Dr. Richard Kimble is framed for his wife's murder by a mysterious one-armed man. During sentencing Kimble escapes intending to catch the one-armed man and find out why he was framed. Follow... Read allDr. Richard Kimble is framed for his wife's murder by a mysterious one-armed man. During sentencing Kimble escapes intending to catch the one-armed man and find out why he was framed. Following in hot pursuit is Inspector Philip Gerard, who is intending to bring in Kimble alive. ... Read allDr. Richard Kimble is framed for his wife's murder by a mysterious one-armed man. During sentencing Kimble escapes intending to catch the one-armed man and find out why he was framed. Following in hot pursuit is Inspector Philip Gerard, who is intending to bring in Kimble alive. But Gerard and the one-armed man are not the only thing Kimble has to worry about. The fat... Read all

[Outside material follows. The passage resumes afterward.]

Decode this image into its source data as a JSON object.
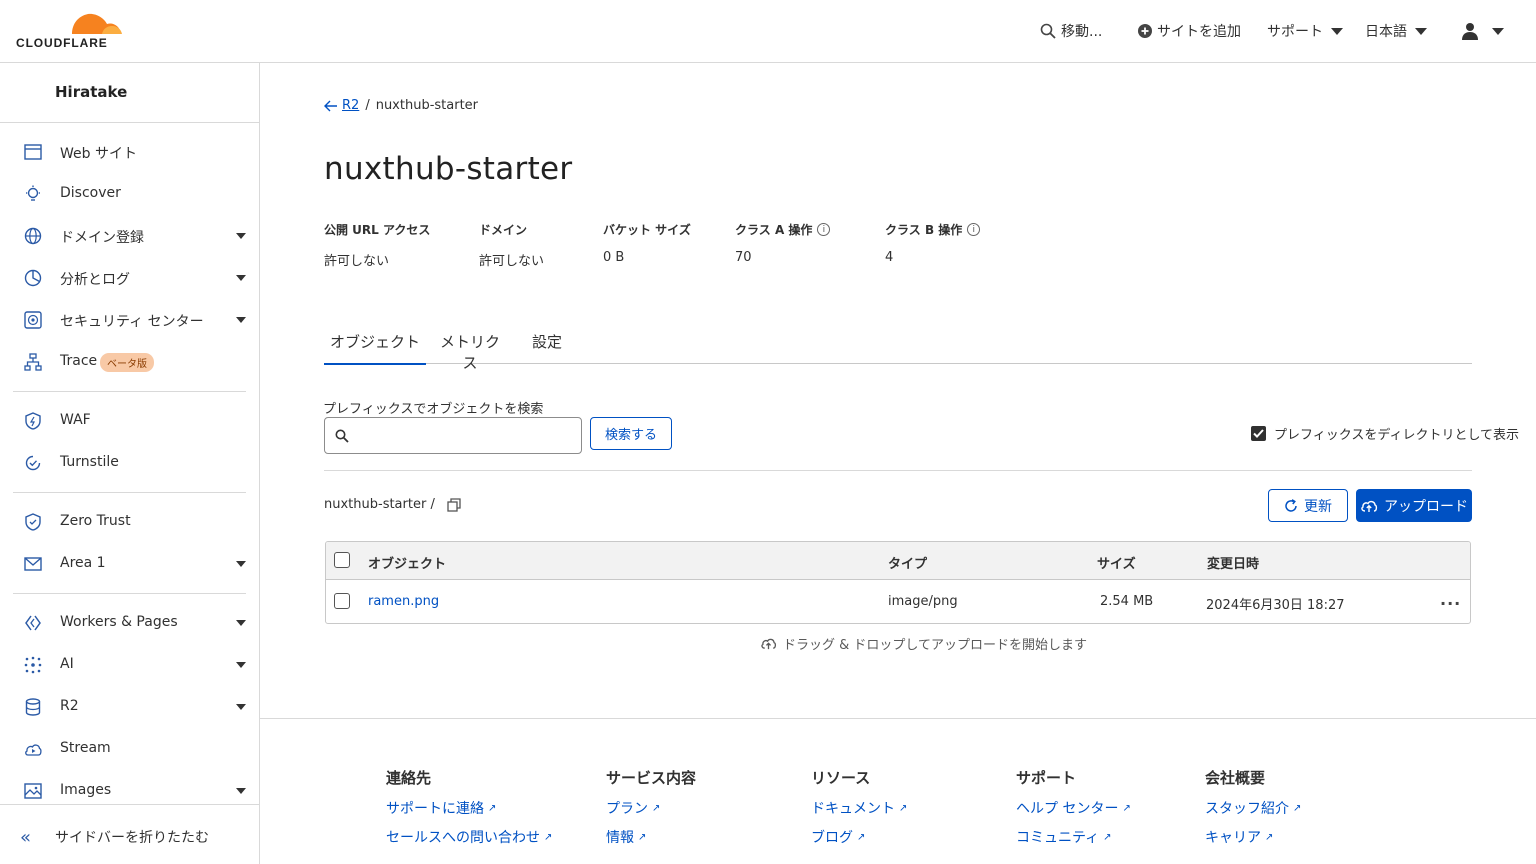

When I first heard of a theatrical version starring Harrison Ford (who played Han Solo, the only character at the time that I liked from "Star Wars"), I jumped to see Dr. Kimble and the One-Armed Man make the leap to the big screen. As if my excitement and expectation level wasn't high enough, I did cartwheels in my living room when I found out that the gorgeous Sela Ward was to play Helen Kimble and the great Tommy Lee Jones was to play the great U.S. Marshal Samuel Gerard. When I finally went to theatres to see the movie, was I disappointed? I'd say of course not but I'd be lying. Sure the film had the added bonuses of Joe Pantoliano, Andreas Katsulas (playing the bushy haired One-Armed Man, no less -- if you're a true fan of the original series you'll know why I mention the hair), and a cast of entertaining supporting characters. Add to all that a series of great action sequences and you've got a great movie. But there was still something missing. That something was all the subplots that appeared in every episode of the series (with the exception of the two-part series finale). I did understand, though, that this was due to the fact that all the subplots would have taken away from the movie by not focusing enough on the main plot (the search for the One-Armed Man). That and it'd make for a movie length that would rival even the longest of epics (not that I'd mind). Definitely something that would make mainstream audience members looking for some entertainment look at their watches hoping it would end or simply doze off hoping someone would wake them once the end credits began to role.
That was 1992.
Flash forward to the year 2000 and Dr. Richard Kimble is back on the run. This time the chase for the good doctor in search of his wife's one armed murderer is back on the small screen. This time Dr. Kimble is portrayed by Tim Daly (of the series "Wings" and the voice of the Man of Steel in "Superman: The Animated Series"), Helen Kimble by Kelly Rutherford (best known as Megan Lewis Mancini McBride in "Melrose Place") and Lt. Philip Gerard (nice touch by whoever chose to return the original name) is portrayed by Mykelti Williamson (sorry, I never heard of him before). This series chooses to take its basis from the movie rather than the original series. This is not surprising since most TV viewers these days are surprised to hear that there was actually a series before the movie. Is this bad? Not really since the movie added it's own twists and turns to the tale of Dr. Richard Kimble's search for his wife's killer. Also, it had the potential to merge the movie's approach with that of the original series. Was this accomplished? After seeing the pilot, I can honestly say this not so. This series tends to focus on over-the-top action sequences (an obvious attempt to attract those only watched the movie the bus/train wreck featured prominently in the film's trailer) and only marginally focusing on Kimble's interaction with the different people he meets (and often helps) along his way towards the One-Armed Man and as he hides from Gerard's pursuit. Sadder still is that all the character's are one-dimensional and end up being mere caricatures rather than the real people they were meant to be. Worse of all is the treatment of the Sam Gerard. He's impossible to like. True he's Kimble's pursuer but he was simply a man who took his job seriously, not some super prick that has a vendetta against Kimble for reason's that are too ridiculous to believe (yes, many cops can be driven by ego but there's always a motive for that ego -- that's not present here). Worse still, this only the first episode of the series and Kimble will already square off against the One-Armed Man in the next.
But there are other reasons to dislike this new rendition of such a classic series. For example, most of the dialogue is recycled from the movie and the plot of this series itself is only a slight rewrite of the movie. I wouldn't be surprised if Povasic (or something similar) makes an appearance as a random plot point later in the series.
In short, this is very bad news for old school "Fugitive" fans. But what can you expect from a television season that has premiered crap like "Dark Angel" (I didn't need to watch that one to know how idiotic it'd be)?
- Oct 6, 2000